**Problem description:** The records below are to be reproduced exactly, and no picture should appear in the copy.

(Dataset rows for apps and sites)
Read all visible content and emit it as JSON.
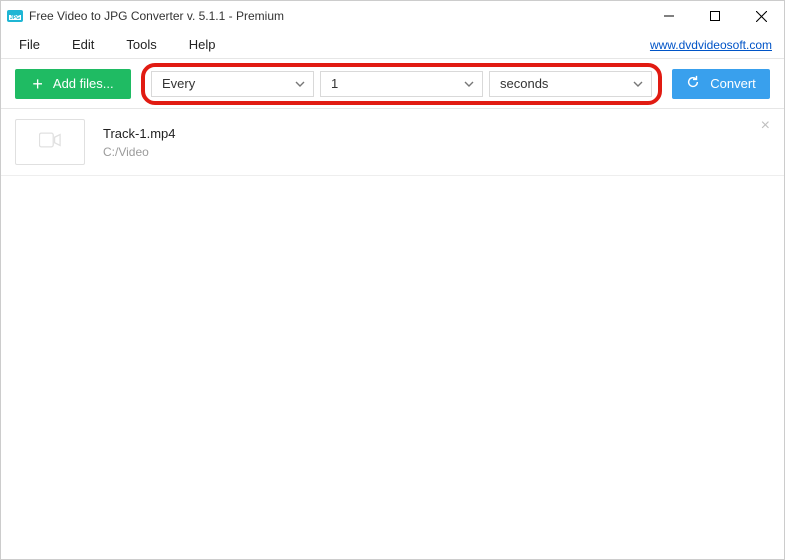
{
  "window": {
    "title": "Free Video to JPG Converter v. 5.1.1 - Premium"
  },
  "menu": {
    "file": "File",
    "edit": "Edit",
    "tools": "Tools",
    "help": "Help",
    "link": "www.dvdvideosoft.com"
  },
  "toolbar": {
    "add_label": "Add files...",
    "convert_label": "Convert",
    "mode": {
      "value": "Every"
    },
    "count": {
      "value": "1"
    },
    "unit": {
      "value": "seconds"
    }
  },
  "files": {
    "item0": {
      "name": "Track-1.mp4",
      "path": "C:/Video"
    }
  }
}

**Response:**
Read all visible content and emit it as JSON.
{
  "window": {
    "title": "Free Video to JPG Converter v. 5.1.1 - Premium"
  },
  "menu": {
    "file": "File",
    "edit": "Edit",
    "tools": "Tools",
    "help": "Help",
    "link": "www.dvdvideosoft.com"
  },
  "toolbar": {
    "add_label": "Add files...",
    "convert_label": "Convert",
    "mode": {
      "value": "Every"
    },
    "count": {
      "value": "1"
    },
    "unit": {
      "value": "seconds"
    }
  },
  "files": {
    "item0": {
      "name": "Track-1.mp4",
      "path": "C:/Video"
    }
  }
}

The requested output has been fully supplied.